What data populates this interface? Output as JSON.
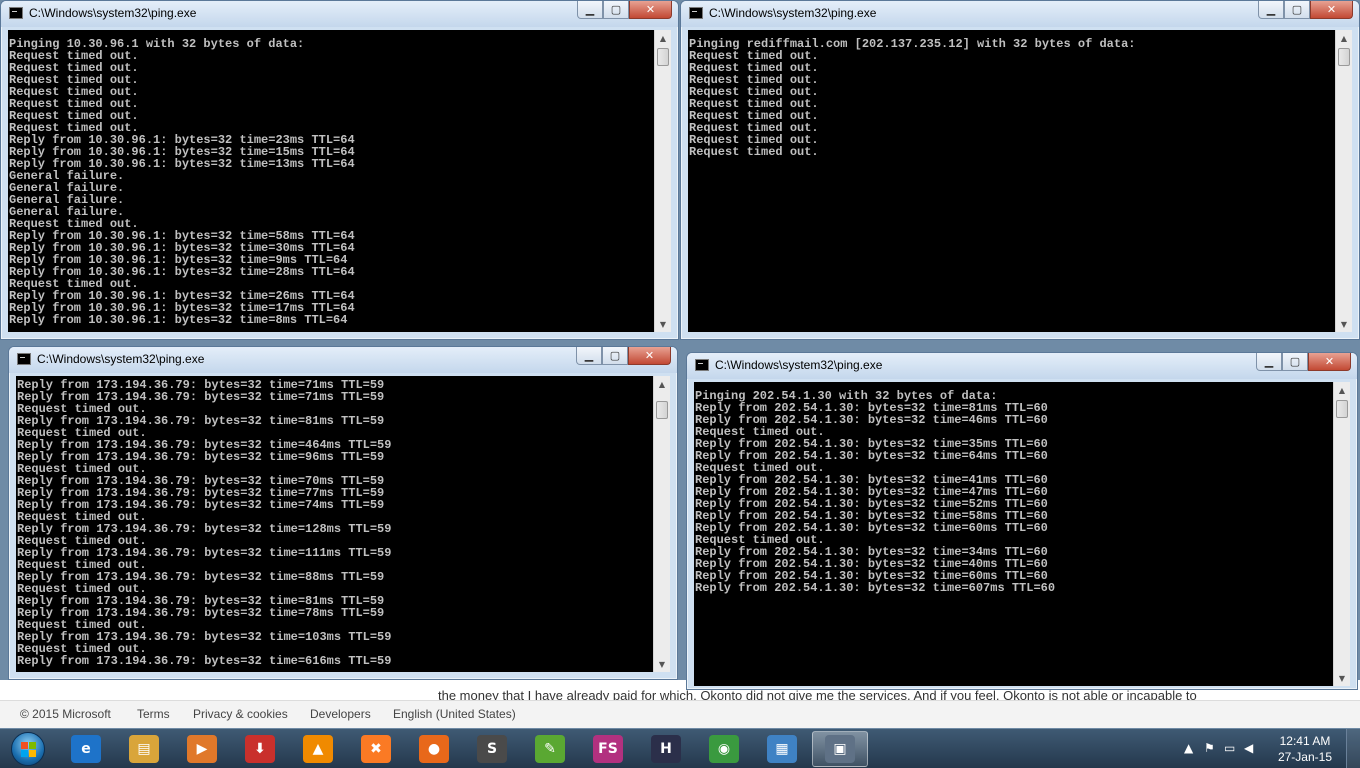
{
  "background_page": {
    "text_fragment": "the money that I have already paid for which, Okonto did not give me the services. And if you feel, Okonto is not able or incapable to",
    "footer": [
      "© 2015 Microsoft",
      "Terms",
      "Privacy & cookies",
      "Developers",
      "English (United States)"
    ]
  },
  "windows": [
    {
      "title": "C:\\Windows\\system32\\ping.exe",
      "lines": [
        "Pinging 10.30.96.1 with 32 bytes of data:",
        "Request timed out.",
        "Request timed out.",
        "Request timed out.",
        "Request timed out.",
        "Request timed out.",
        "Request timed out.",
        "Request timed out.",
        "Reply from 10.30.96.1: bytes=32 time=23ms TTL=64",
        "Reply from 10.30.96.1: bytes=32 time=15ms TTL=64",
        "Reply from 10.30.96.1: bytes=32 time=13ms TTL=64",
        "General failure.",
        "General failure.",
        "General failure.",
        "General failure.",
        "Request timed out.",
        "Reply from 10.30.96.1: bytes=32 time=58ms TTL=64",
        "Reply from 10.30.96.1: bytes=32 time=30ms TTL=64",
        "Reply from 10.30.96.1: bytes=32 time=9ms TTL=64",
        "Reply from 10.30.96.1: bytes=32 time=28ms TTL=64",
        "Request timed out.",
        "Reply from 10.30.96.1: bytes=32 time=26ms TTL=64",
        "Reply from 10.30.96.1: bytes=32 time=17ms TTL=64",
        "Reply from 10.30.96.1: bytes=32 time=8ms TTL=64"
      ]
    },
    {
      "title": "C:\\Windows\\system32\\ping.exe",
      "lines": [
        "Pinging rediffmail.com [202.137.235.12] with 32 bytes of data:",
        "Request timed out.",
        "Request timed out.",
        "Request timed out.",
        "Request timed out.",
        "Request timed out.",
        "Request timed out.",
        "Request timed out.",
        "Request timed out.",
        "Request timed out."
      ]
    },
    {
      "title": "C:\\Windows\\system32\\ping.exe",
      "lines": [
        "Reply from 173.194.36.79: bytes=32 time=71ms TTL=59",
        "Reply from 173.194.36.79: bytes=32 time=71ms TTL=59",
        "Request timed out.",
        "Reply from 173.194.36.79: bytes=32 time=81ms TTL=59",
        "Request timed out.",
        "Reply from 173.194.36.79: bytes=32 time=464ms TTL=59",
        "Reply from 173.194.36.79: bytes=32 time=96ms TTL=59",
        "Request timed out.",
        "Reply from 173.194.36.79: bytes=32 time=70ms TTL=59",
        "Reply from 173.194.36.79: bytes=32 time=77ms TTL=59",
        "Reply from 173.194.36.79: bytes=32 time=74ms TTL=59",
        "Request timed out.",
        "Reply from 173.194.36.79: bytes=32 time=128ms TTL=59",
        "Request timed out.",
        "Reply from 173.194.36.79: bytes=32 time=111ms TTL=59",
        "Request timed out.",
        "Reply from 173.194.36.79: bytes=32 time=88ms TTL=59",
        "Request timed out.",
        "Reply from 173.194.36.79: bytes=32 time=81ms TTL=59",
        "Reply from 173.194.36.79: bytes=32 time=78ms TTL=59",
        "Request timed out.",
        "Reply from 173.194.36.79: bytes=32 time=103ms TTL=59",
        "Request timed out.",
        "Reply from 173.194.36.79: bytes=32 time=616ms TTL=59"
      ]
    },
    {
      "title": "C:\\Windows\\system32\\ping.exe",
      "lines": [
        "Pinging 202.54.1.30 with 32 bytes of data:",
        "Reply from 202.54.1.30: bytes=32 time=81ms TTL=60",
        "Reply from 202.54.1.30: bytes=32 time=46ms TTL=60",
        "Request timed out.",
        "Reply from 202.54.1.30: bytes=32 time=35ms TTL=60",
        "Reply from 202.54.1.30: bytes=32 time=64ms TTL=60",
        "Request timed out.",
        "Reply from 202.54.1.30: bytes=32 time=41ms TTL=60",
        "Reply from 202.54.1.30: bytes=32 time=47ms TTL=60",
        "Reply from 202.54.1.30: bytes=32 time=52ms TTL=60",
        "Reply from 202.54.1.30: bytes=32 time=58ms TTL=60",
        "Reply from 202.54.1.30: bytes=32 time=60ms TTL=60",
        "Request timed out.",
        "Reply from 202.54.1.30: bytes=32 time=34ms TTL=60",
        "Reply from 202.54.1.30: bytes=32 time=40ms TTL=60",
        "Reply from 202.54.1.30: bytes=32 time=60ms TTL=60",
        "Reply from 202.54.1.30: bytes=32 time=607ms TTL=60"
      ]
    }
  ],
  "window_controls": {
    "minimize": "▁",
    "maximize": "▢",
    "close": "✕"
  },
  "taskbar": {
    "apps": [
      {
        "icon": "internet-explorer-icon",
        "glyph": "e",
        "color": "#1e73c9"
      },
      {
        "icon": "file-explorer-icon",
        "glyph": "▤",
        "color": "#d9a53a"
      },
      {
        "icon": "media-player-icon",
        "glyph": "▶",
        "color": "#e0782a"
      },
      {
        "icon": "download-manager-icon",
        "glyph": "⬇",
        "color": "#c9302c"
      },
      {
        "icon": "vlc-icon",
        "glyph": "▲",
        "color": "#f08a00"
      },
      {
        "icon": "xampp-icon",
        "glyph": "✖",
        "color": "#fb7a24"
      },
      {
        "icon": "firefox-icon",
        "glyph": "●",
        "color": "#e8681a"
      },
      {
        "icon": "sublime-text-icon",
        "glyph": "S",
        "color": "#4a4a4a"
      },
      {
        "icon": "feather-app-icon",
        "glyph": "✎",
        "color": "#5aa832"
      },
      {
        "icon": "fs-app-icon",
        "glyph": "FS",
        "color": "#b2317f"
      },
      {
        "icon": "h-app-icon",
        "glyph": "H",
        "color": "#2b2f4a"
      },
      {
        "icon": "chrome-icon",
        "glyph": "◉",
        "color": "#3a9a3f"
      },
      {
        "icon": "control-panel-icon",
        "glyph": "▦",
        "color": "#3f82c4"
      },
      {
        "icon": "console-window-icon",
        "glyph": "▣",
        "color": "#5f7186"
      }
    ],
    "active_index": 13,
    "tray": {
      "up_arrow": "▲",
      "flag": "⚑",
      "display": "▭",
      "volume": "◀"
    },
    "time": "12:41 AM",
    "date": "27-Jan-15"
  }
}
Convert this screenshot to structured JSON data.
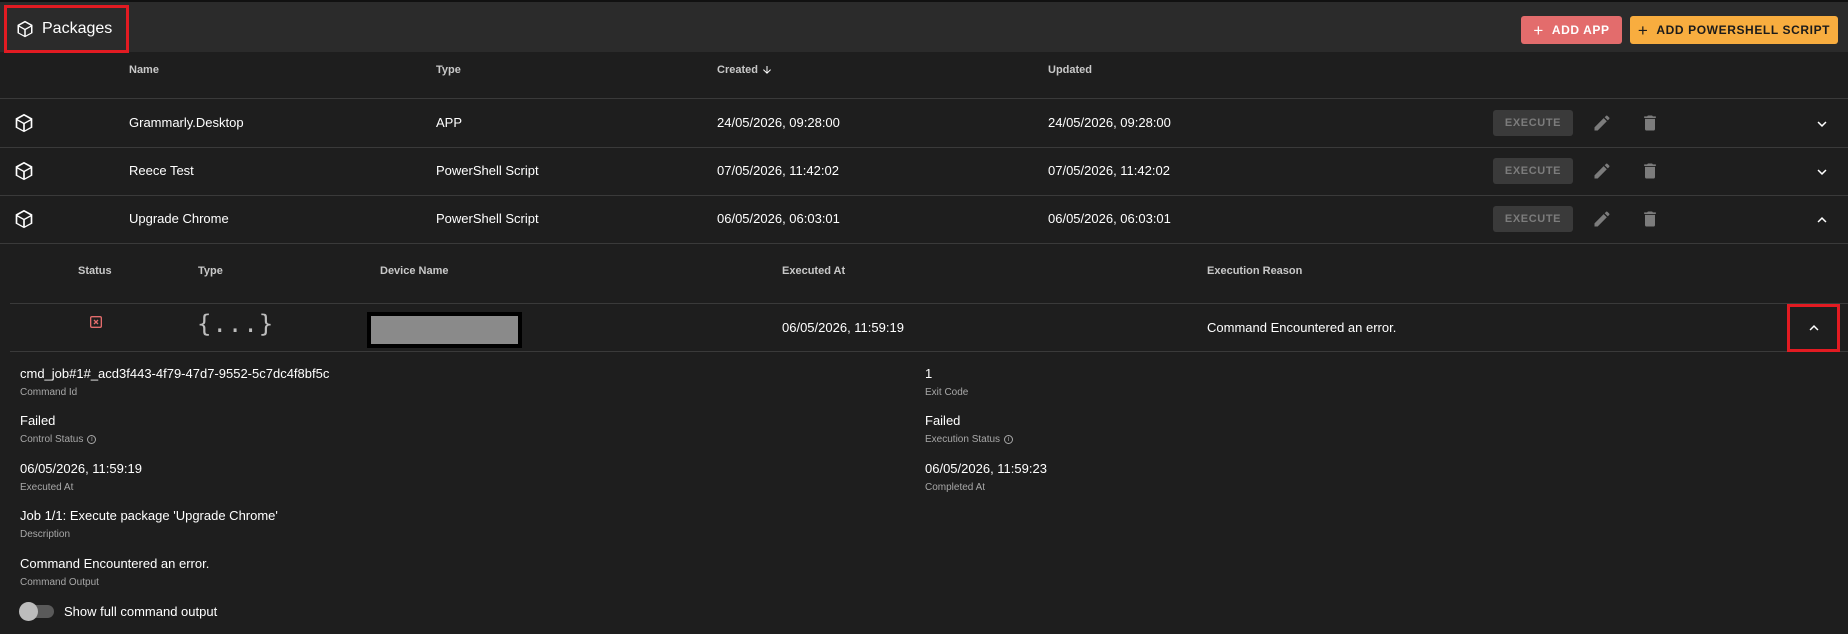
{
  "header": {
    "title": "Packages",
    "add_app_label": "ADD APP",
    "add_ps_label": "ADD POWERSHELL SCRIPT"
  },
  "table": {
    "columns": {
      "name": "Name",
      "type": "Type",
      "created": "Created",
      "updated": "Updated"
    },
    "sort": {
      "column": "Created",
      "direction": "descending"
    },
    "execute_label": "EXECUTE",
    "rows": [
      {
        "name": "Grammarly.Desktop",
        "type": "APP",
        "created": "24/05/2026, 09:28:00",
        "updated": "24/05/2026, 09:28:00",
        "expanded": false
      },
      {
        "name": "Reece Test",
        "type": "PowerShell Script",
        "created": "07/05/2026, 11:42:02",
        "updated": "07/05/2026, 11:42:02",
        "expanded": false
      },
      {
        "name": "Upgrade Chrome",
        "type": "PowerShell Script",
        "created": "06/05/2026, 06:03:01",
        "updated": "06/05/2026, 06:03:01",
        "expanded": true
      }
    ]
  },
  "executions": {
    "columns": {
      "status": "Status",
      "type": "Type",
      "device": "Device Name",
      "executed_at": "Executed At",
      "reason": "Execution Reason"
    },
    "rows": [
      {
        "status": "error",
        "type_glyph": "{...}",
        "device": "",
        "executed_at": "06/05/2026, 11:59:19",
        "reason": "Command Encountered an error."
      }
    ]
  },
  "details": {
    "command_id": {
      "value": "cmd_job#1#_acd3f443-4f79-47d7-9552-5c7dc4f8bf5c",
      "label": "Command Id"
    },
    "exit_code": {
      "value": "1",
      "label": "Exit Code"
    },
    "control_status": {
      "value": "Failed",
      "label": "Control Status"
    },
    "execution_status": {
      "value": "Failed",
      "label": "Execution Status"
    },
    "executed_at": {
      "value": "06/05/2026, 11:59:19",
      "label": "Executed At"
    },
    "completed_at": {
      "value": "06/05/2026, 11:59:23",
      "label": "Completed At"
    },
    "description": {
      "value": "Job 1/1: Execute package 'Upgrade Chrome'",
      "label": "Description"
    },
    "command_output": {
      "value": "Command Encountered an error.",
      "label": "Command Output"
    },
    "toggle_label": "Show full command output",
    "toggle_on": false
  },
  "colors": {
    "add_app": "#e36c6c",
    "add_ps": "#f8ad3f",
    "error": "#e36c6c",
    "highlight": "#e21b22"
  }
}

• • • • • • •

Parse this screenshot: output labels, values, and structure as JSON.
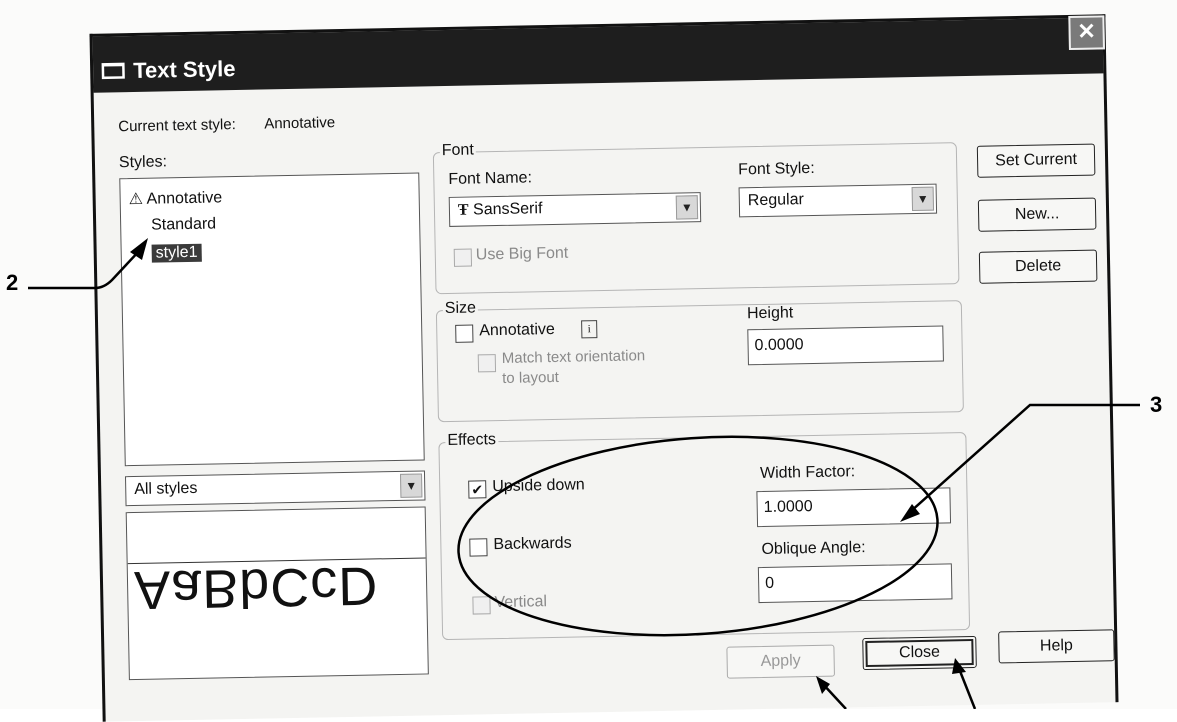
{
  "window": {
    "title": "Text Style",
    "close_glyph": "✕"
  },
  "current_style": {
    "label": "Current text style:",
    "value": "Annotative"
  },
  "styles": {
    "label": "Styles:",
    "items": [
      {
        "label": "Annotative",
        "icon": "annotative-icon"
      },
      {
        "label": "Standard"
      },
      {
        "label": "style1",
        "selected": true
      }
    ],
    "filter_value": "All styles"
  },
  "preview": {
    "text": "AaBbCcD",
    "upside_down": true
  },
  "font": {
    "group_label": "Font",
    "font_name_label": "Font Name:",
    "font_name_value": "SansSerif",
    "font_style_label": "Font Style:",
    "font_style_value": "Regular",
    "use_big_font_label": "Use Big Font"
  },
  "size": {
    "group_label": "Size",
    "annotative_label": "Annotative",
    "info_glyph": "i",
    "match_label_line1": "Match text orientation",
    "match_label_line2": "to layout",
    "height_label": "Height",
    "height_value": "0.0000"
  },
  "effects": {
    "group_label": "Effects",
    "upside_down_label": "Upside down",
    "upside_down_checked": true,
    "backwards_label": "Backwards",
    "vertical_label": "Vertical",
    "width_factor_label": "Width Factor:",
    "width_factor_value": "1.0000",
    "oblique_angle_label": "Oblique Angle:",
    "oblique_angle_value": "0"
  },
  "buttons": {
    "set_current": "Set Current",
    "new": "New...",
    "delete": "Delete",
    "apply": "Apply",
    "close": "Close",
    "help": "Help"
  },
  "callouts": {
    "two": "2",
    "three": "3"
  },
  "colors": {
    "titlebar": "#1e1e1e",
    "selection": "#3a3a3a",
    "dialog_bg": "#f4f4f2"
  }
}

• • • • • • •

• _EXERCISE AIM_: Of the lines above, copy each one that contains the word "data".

• _COMPLETED EXERCISE_:
What data populates this interface? Output as JSON.
        "Pinging 10.30.96.1 with 32 bytes of data:",
        "Pinging rediffmail.com [202.137.235.12] with 32 bytes of data:",
        "Pinging 202.54.1.30 with 32 bytes of data:",
Convert this screenshot to structured JSON data.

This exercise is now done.